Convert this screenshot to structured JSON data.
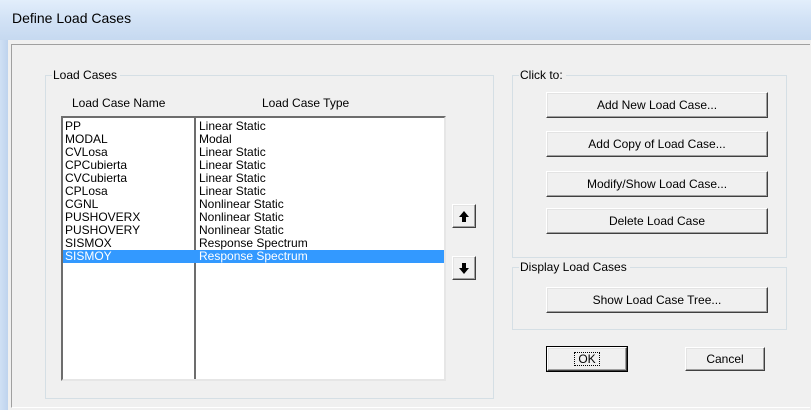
{
  "window": {
    "title": "Define Load Cases"
  },
  "load_cases_group": {
    "legend": "Load Cases",
    "headers": {
      "name": "Load Case Name",
      "type": "Load Case Type"
    },
    "rows": [
      {
        "name": "PP",
        "type": "Linear Static"
      },
      {
        "name": "MODAL",
        "type": "Modal"
      },
      {
        "name": "CVLosa",
        "type": "Linear Static"
      },
      {
        "name": "CPCubierta",
        "type": "Linear Static"
      },
      {
        "name": "CVCubierta",
        "type": "Linear Static"
      },
      {
        "name": "CPLosa",
        "type": "Linear Static"
      },
      {
        "name": "CGNL",
        "type": "Nonlinear Static"
      },
      {
        "name": "PUSHOVERX",
        "type": "Nonlinear Static"
      },
      {
        "name": "PUSHOVERY",
        "type": "Nonlinear Static"
      },
      {
        "name": "SISMOX",
        "type": "Response Spectrum"
      },
      {
        "name": "SISMOY",
        "type": "Response Spectrum"
      }
    ],
    "selected_index": 10,
    "move_up_icon": "arrow-up-icon",
    "move_down_icon": "arrow-down-icon"
  },
  "click_to_group": {
    "legend": "Click to:",
    "buttons": {
      "add_new": "Add New Load Case...",
      "add_copy": "Add Copy of Load Case...",
      "modify_show": "Modify/Show Load Case...",
      "delete": "Delete Load Case"
    }
  },
  "display_group": {
    "legend": "Display Load Cases",
    "show_tree": "Show Load Case Tree..."
  },
  "dialog_buttons": {
    "ok": "OK",
    "cancel": "Cancel"
  },
  "colors": {
    "selection": "#3399ff",
    "titlebar": "#d3e3f6",
    "face": "#f0f0f0"
  }
}
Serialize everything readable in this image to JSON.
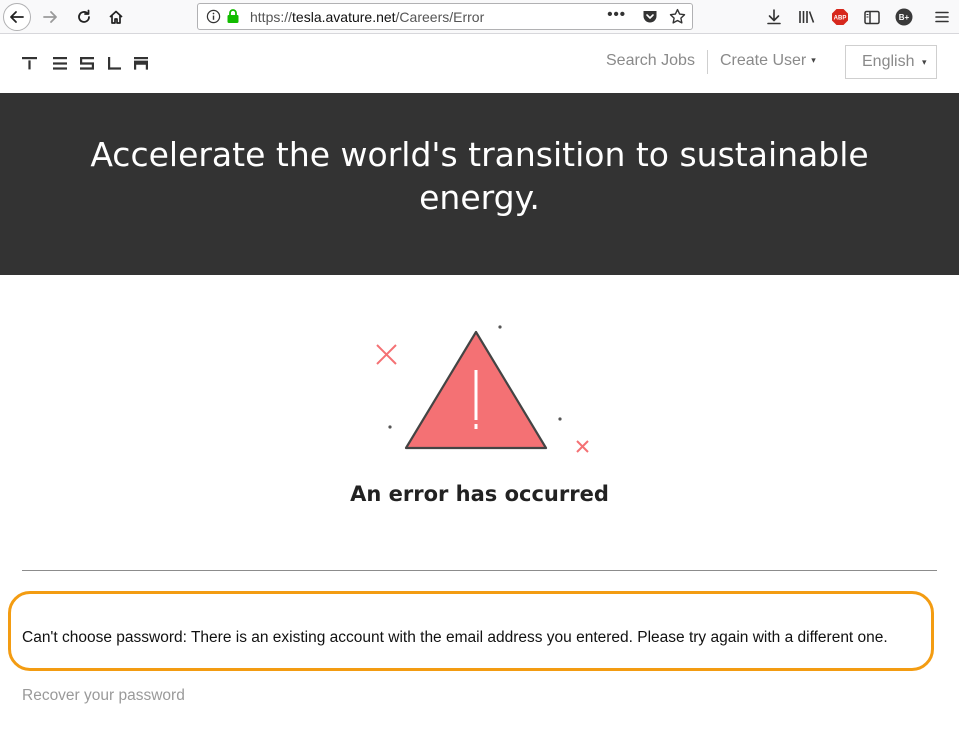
{
  "browser": {
    "url_prefix": "https://",
    "url_host": "tesla.avature.net",
    "url_path": "/Careers/Error",
    "more_label": "•••",
    "abp_label": "ABP",
    "bplus_label": "B+"
  },
  "header": {
    "nav_search_jobs": "Search Jobs",
    "nav_create_user": "Create User",
    "language": "English",
    "caret": "▾"
  },
  "hero": {
    "title": "Accelerate the world's transition to sustainable energy."
  },
  "error": {
    "heading": "An error has occurred",
    "message": "Can't choose password: There is an existing account with the email address you entered. Please try again with a different one.",
    "recover_link": "Recover your password"
  },
  "colors": {
    "hero_bg": "#333333",
    "warning_fill": "#f47174",
    "highlight_border": "#f39c12",
    "ssl_lock": "#12bc00"
  }
}
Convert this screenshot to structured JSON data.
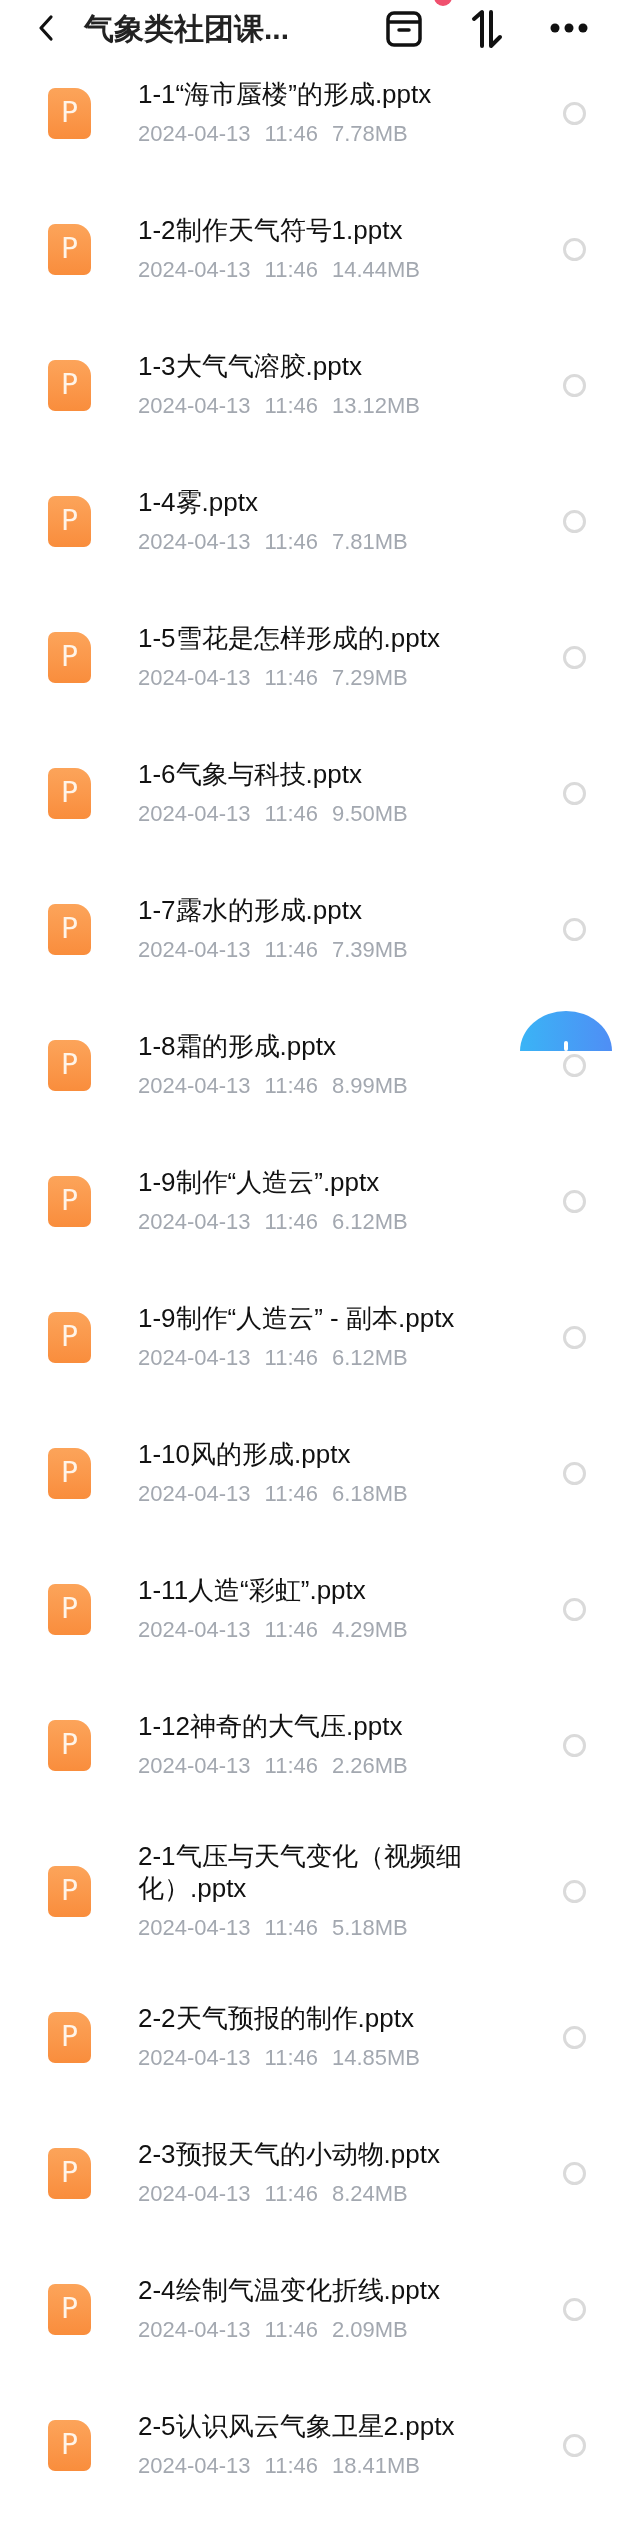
{
  "header": {
    "title": "气象类社团课..."
  },
  "files": [
    {
      "name": "1-1“海市蜃楼”的形成.pptx",
      "date": "2024-04-13",
      "time": "11:46",
      "size": "7.78MB",
      "icon_label": "P",
      "selected": false
    },
    {
      "name": "1-2制作天气符号1.pptx",
      "date": "2024-04-13",
      "time": "11:46",
      "size": "14.44MB",
      "icon_label": "P",
      "selected": false
    },
    {
      "name": "1-3大气气溶胶.pptx",
      "date": "2024-04-13",
      "time": "11:46",
      "size": "13.12MB",
      "icon_label": "P",
      "selected": false
    },
    {
      "name": "1-4雾.pptx",
      "date": "2024-04-13",
      "time": "11:46",
      "size": "7.81MB",
      "icon_label": "P",
      "selected": false
    },
    {
      "name": "1-5雪花是怎样形成的.pptx",
      "date": "2024-04-13",
      "time": "11:46",
      "size": "7.29MB",
      "icon_label": "P",
      "selected": false
    },
    {
      "name": "1-6气象与科技.pptx",
      "date": "2024-04-13",
      "time": "11:46",
      "size": "9.50MB",
      "icon_label": "P",
      "selected": false
    },
    {
      "name": "1-7露水的形成.pptx",
      "date": "2024-04-13",
      "time": "11:46",
      "size": "7.39MB",
      "icon_label": "P",
      "selected": false
    },
    {
      "name": "1-8霜的形成.pptx",
      "date": "2024-04-13",
      "time": "11:46",
      "size": "8.99MB",
      "icon_label": "P",
      "selected": false
    },
    {
      "name": "1-9制作“人造云”.pptx",
      "date": "2024-04-13",
      "time": "11:46",
      "size": "6.12MB",
      "icon_label": "P",
      "selected": false
    },
    {
      "name": "1-9制作“人造云” - 副本.pptx",
      "date": "2024-04-13",
      "time": "11:46",
      "size": "6.12MB",
      "icon_label": "P",
      "selected": false
    },
    {
      "name": "1-10风的形成.pptx",
      "date": "2024-04-13",
      "time": "11:46",
      "size": "6.18MB",
      "icon_label": "P",
      "selected": false
    },
    {
      "name": "1-11人造“彩虹”.pptx",
      "date": "2024-04-13",
      "time": "11:46",
      "size": "4.29MB",
      "icon_label": "P",
      "selected": false
    },
    {
      "name": "1-12神奇的大气压.pptx",
      "date": "2024-04-13",
      "time": "11:46",
      "size": "2.26MB",
      "icon_label": "P",
      "selected": false
    },
    {
      "name": "2-1气压与天气变化（视频细化）.pptx",
      "date": "2024-04-13",
      "time": "11:46",
      "size": "5.18MB",
      "icon_label": "P",
      "selected": false
    },
    {
      "name": "2-2天气预报的制作.pptx",
      "date": "2024-04-13",
      "time": "11:46",
      "size": "14.85MB",
      "icon_label": "P",
      "selected": false
    },
    {
      "name": "2-3预报天气的小动物.pptx",
      "date": "2024-04-13",
      "time": "11:46",
      "size": "8.24MB",
      "icon_label": "P",
      "selected": false
    },
    {
      "name": "2-4绘制气温变化折线.pptx",
      "date": "2024-04-13",
      "time": "11:46",
      "size": "2.09MB",
      "icon_label": "P",
      "selected": false
    },
    {
      "name": "2-5认识风云气象卫星2.pptx",
      "date": "2024-04-13",
      "time": "11:46",
      "size": "18.41MB",
      "icon_label": "P",
      "selected": false
    }
  ]
}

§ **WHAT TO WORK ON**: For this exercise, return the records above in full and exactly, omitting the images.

§ **ANSWER TO THIS TASK**:
Convert this screenshot to structured JSON data.
{
  "window": {
    "title": "Define Load Cases"
  },
  "load_cases_group": {
    "legend": "Load Cases",
    "headers": {
      "name": "Load Case Name",
      "type": "Load Case Type"
    },
    "rows": [
      {
        "name": "PP",
        "type": "Linear Static"
      },
      {
        "name": "MODAL",
        "type": "Modal"
      },
      {
        "name": "CVLosa",
        "type": "Linear Static"
      },
      {
        "name": "CPCubierta",
        "type": "Linear Static"
      },
      {
        "name": "CVCubierta",
        "type": "Linear Static"
      },
      {
        "name": "CPLosa",
        "type": "Linear Static"
      },
      {
        "name": "CGNL",
        "type": "Nonlinear Static"
      },
      {
        "name": "PUSHOVERX",
        "type": "Nonlinear Static"
      },
      {
        "name": "PUSHOVERY",
        "type": "Nonlinear Static"
      },
      {
        "name": "SISMOX",
        "type": "Response Spectrum"
      },
      {
        "name": "SISMOY",
        "type": "Response Spectrum"
      }
    ],
    "selected_index": 10,
    "move_up_icon": "arrow-up-icon",
    "move_down_icon": "arrow-down-icon"
  },
  "click_to_group": {
    "legend": "Click to:",
    "buttons": {
      "add_new": "Add New Load Case...",
      "add_copy": "Add Copy of Load Case...",
      "modify_show": "Modify/Show Load Case...",
      "delete": "Delete Load Case"
    }
  },
  "display_group": {
    "legend": "Display Load Cases",
    "show_tree": "Show Load Case Tree..."
  },
  "dialog_buttons": {
    "ok": "OK",
    "cancel": "Cancel"
  },
  "colors": {
    "selection": "#3399ff",
    "titlebar": "#d3e3f6",
    "face": "#f0f0f0"
  }
}
Serialize everything readable in this image to JSON.
{
  "browser": {
    "url_prefix": "https://",
    "url_host": "tesla.avature.net",
    "url_path": "/Careers/Error",
    "more_label": "•••",
    "abp_label": "ABP",
    "bplus_label": "B+"
  },
  "header": {
    "nav_search_jobs": "Search Jobs",
    "nav_create_user": "Create User",
    "language": "English",
    "caret": "▾"
  },
  "hero": {
    "title": "Accelerate the world's transition to sustainable energy."
  },
  "error": {
    "heading": "An error has occurred",
    "message": "Can't choose password: There is an existing account with the email address you entered. Please try again with a different one.",
    "recover_link": "Recover your password"
  },
  "colors": {
    "hero_bg": "#333333",
    "warning_fill": "#f47174",
    "highlight_border": "#f39c12",
    "ssl_lock": "#12bc00"
  }
}
Convert this screenshot to structured JSON data.
{
  "header": {
    "title": "气象类社团课..."
  },
  "files": [
    {
      "name": "1-1“海市蜃楼”的形成.pptx",
      "date": "2024-04-13",
      "time": "11:46",
      "size": "7.78MB",
      "icon_label": "P",
      "selected": false
    },
    {
      "name": "1-2制作天气符号1.pptx",
      "date": "2024-04-13",
      "time": "11:46",
      "size": "14.44MB",
      "icon_label": "P",
      "selected": false
    },
    {
      "name": "1-3大气气溶胶.pptx",
      "date": "2024-04-13",
      "time": "11:46",
      "size": "13.12MB",
      "icon_label": "P",
      "selected": false
    },
    {
      "name": "1-4雾.pptx",
      "date": "2024-04-13",
      "time": "11:46",
      "size": "7.81MB",
      "icon_label": "P",
      "selected": false
    },
    {
      "name": "1-5雪花是怎样形成的.pptx",
      "date": "2024-04-13",
      "time": "11:46",
      "size": "7.29MB",
      "icon_label": "P",
      "selected": false
    },
    {
      "name": "1-6气象与科技.pptx",
      "date": "2024-04-13",
      "time": "11:46",
      "size": "9.50MB",
      "icon_label": "P",
      "selected": false
    },
    {
      "name": "1-7露水的形成.pptx",
      "date": "2024-04-13",
      "time": "11:46",
      "size": "7.39MB",
      "icon_label": "P",
      "selected": false
    },
    {
      "name": "1-8霜的形成.pptx",
      "date": "2024-04-13",
      "time": "11:46",
      "size": "8.99MB",
      "icon_label": "P",
      "selected": false
    },
    {
      "name": "1-9制作“人造云”.pptx",
      "date": "2024-04-13",
      "time": "11:46",
      "size": "6.12MB",
      "icon_label": "P",
      "selected": false
    },
    {
      "name": "1-9制作“人造云” - 副本.pptx",
      "date": "2024-04-13",
      "time": "11:46",
      "size": "6.12MB",
      "icon_label": "P",
      "selected": false
    },
    {
      "name": "1-10风的形成.pptx",
      "date": "2024-04-13",
      "time": "11:46",
      "size": "6.18MB",
      "icon_label": "P",
      "selected": false
    },
    {
      "name": "1-11人造“彩虹”.pptx",
      "date": "2024-04-13",
      "time": "11:46",
      "size": "4.29MB",
      "icon_label": "P",
      "selected": false
    },
    {
      "name": "1-12神奇的大气压.pptx",
      "date": "2024-04-13",
      "time": "11:46",
      "size": "2.26MB",
      "icon_label": "P",
      "selected": false
    },
    {
      "name": "2-1气压与天气变化（视频细化）.pptx",
      "date": "2024-04-13",
      "time": "11:46",
      "size": "5.18MB",
      "icon_label": "P",
      "selected": false
    },
    {
      "name": "2-2天气预报的制作.pptx",
      "date": "2024-04-13",
      "time": "11:46",
      "size": "14.85MB",
      "icon_label": "P",
      "selected": false
    },
    {
      "name": "2-3预报天气的小动物.pptx",
      "date": "2024-04-13",
      "time": "11:46",
      "size": "8.24MB",
      "icon_label": "P",
      "selected": false
    },
    {
      "name": "2-4绘制气温变化折线.pptx",
      "date": "2024-04-13",
      "time": "11:46",
      "size": "2.09MB",
      "icon_label": "P",
      "selected": false
    },
    {
      "name": "2-5认识风云气象卫星2.pptx",
      "date": "2024-04-13",
      "time": "11:46",
      "size": "18.41MB",
      "icon_label": "P",
      "selected": false
    }
  ]
}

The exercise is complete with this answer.